TASK REQUIREMENTS
Without copying the images, write out all the entries below verbatim.

Interface dataset entries
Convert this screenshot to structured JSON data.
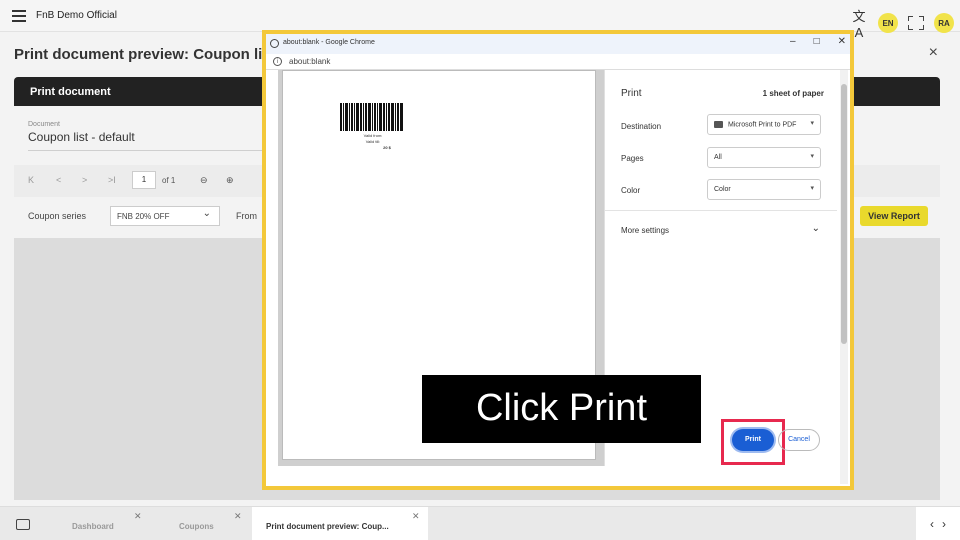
{
  "app": {
    "title": "FnB Demo Official",
    "lang": "EN",
    "avatar": "RA",
    "translate_icon": "文A"
  },
  "page": {
    "title": "Print document preview: Coupon list",
    "close": "×",
    "panel_title": "Print document",
    "document_label": "Document",
    "document_value": "Coupon list - default",
    "pager": {
      "page": "1",
      "of": "of 1"
    },
    "filters": {
      "coupon_series_label": "Coupon series",
      "coupon_series_value": "FNB 20% OFF",
      "from_label": "From"
    },
    "view_report": "View Report"
  },
  "tabs": [
    {
      "label": "Dashboard"
    },
    {
      "label": "Coupons"
    },
    {
      "label": "Print document preview: Coup..."
    }
  ],
  "tab_nav": {
    "prev": "‹",
    "next": "›"
  },
  "chrome": {
    "window_title": "about:blank - Google Chrome",
    "url": "about:blank",
    "controls": {
      "minimize": "–",
      "maximize": "□",
      "close": "✕"
    }
  },
  "preview": {
    "valid_from": "Valid from:",
    "valid_till": "Valid till:",
    "amount": "20 $"
  },
  "print_settings": {
    "title": "Print",
    "sheets": "1 sheet of paper",
    "destination_label": "Destination",
    "destination_value": "Microsoft Print to PDF",
    "pages_label": "Pages",
    "pages_value": "All",
    "color_label": "Color",
    "color_value": "Color",
    "more_settings": "More settings",
    "print_button": "Print",
    "cancel_button": "Cancel"
  },
  "caption": "Click Print",
  "colors": {
    "highlight_frame": "#f3c83a",
    "print_highlight": "#e7294e",
    "print_button": "#1a5ed4",
    "view_report": "#e9d92c"
  }
}
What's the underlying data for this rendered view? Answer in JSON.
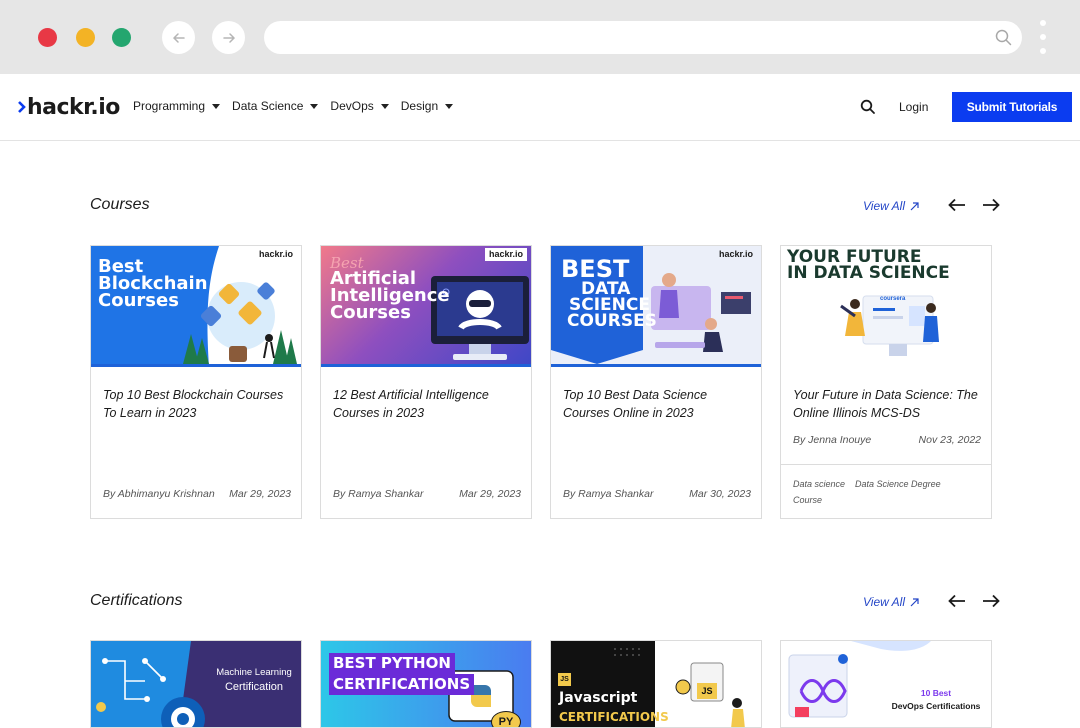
{
  "site": {
    "logo": "hackr.io",
    "menu": [
      "Programming",
      "Data Science",
      "DevOps",
      "Design"
    ],
    "login": "Login",
    "submit": "Submit Tutorials"
  },
  "sections": {
    "courses": {
      "title": "Courses",
      "view_all": "View All"
    },
    "certifications": {
      "title": "Certifications",
      "view_all": "View All"
    }
  },
  "courses": [
    {
      "image_text": [
        "Best",
        "Blockchain",
        "Courses"
      ],
      "image_tag": "hackr.io",
      "title": "Top 10 Best Blockchain Courses To Learn in 2023",
      "author": "By Abhimanyu Krishnan",
      "date": "Mar 29, 2023"
    },
    {
      "image_text": [
        "Best",
        "Artificial",
        "Intelligence",
        "Courses"
      ],
      "image_tag": "hackr.io",
      "title": "12 Best Artificial Intelligence Courses in 2023",
      "author": "By Ramya Shankar",
      "date": "Mar 29, 2023"
    },
    {
      "image_text": [
        "BEST",
        "DATA",
        "SCIENCE",
        "COURSES"
      ],
      "image_tag": "hackr.io",
      "title": "Top 10 Best Data Science Courses Online in 2023",
      "author": "By Ramya Shankar",
      "date": "Mar 30, 2023"
    },
    {
      "image_text": [
        "YOUR FUTURE",
        "IN DATA SCIENCE"
      ],
      "image_tag": "coursera",
      "title": "Your Future in Data Science: The Online Illinois MCS-DS",
      "author": "By Jenna Inouye",
      "date": "Nov 23, 2022",
      "tags": [
        "Data science",
        "Data Science Degree",
        "Course"
      ]
    }
  ],
  "certifications": [
    {
      "image_text": [
        "Machine Learning",
        "Certification"
      ]
    },
    {
      "image_text": [
        "BEST PYTHON",
        "CERTIFICATIONS"
      ],
      "badge": "PY"
    },
    {
      "image_text": [
        "Javascript",
        "CERTIFICATIONS"
      ],
      "badge": "JS",
      "badge2": "JS"
    },
    {
      "image_text": [
        "10 Best",
        "DevOps Certifications"
      ]
    }
  ],
  "colors": {
    "accent": "#0b3cf0",
    "link": "#2446c7",
    "chrome": "#e6e6e6"
  }
}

RESPONSE FOR THIS EXERCISE
Convert this screenshot to structured JSON data.
{
  "app": {
    "title": "FnB Demo Official",
    "lang": "EN",
    "avatar": "RA",
    "translate_icon": "文A"
  },
  "page": {
    "title": "Print document preview: Coupon list",
    "close": "×",
    "panel_title": "Print document",
    "document_label": "Document",
    "document_value": "Coupon list - default",
    "pager": {
      "page": "1",
      "of": "of 1"
    },
    "filters": {
      "coupon_series_label": "Coupon series",
      "coupon_series_value": "FNB 20% OFF",
      "from_label": "From"
    },
    "view_report": "View Report"
  },
  "tabs": [
    {
      "label": "Dashboard"
    },
    {
      "label": "Coupons"
    },
    {
      "label": "Print document preview: Coup..."
    }
  ],
  "tab_nav": {
    "prev": "‹",
    "next": "›"
  },
  "chrome": {
    "window_title": "about:blank - Google Chrome",
    "url": "about:blank",
    "controls": {
      "minimize": "–",
      "maximize": "□",
      "close": "✕"
    }
  },
  "preview": {
    "valid_from": "Valid from:",
    "valid_till": "Valid till:",
    "amount": "20 $"
  },
  "print_settings": {
    "title": "Print",
    "sheets": "1 sheet of paper",
    "destination_label": "Destination",
    "destination_value": "Microsoft Print to PDF",
    "pages_label": "Pages",
    "pages_value": "All",
    "color_label": "Color",
    "color_value": "Color",
    "more_settings": "More settings",
    "print_button": "Print",
    "cancel_button": "Cancel"
  },
  "caption": "Click Print",
  "colors": {
    "highlight_frame": "#f3c83a",
    "print_highlight": "#e7294e",
    "print_button": "#1a5ed4",
    "view_report": "#e9d92c"
  }
}
What's the underlying data for this rendered view? Answer in JSON.
{
  "site": {
    "logo": "hackr.io",
    "menu": [
      "Programming",
      "Data Science",
      "DevOps",
      "Design"
    ],
    "login": "Login",
    "submit": "Submit Tutorials"
  },
  "sections": {
    "courses": {
      "title": "Courses",
      "view_all": "View All"
    },
    "certifications": {
      "title": "Certifications",
      "view_all": "View All"
    }
  },
  "courses": [
    {
      "image_text": [
        "Best",
        "Blockchain",
        "Courses"
      ],
      "image_tag": "hackr.io",
      "title": "Top 10 Best Blockchain Courses To Learn in 2023",
      "author": "By Abhimanyu Krishnan",
      "date": "Mar 29, 2023"
    },
    {
      "image_text": [
        "Best",
        "Artificial",
        "Intelligence",
        "Courses"
      ],
      "image_tag": "hackr.io",
      "title": "12 Best Artificial Intelligence Courses in 2023",
      "author": "By Ramya Shankar",
      "date": "Mar 29, 2023"
    },
    {
      "image_text": [
        "BEST",
        "DATA",
        "SCIENCE",
        "COURSES"
      ],
      "image_tag": "hackr.io",
      "title": "Top 10 Best Data Science Courses Online in 2023",
      "author": "By Ramya Shankar",
      "date": "Mar 30, 2023"
    },
    {
      "image_text": [
        "YOUR FUTURE",
        "IN DATA SCIENCE"
      ],
      "image_tag": "coursera",
      "title": "Your Future in Data Science: The Online Illinois MCS-DS",
      "author": "By Jenna Inouye",
      "date": "Nov 23, 2022",
      "tags": [
        "Data science",
        "Data Science Degree",
        "Course"
      ]
    }
  ],
  "certifications": [
    {
      "image_text": [
        "Machine Learning",
        "Certification"
      ]
    },
    {
      "image_text": [
        "BEST PYTHON",
        "CERTIFICATIONS"
      ],
      "badge": "PY"
    },
    {
      "image_text": [
        "Javascript",
        "CERTIFICATIONS"
      ],
      "badge": "JS",
      "badge2": "JS"
    },
    {
      "image_text": [
        "10 Best",
        "DevOps Certifications"
      ]
    }
  ],
  "colors": {
    "accent": "#0b3cf0",
    "link": "#2446c7",
    "chrome": "#e6e6e6"
  }
}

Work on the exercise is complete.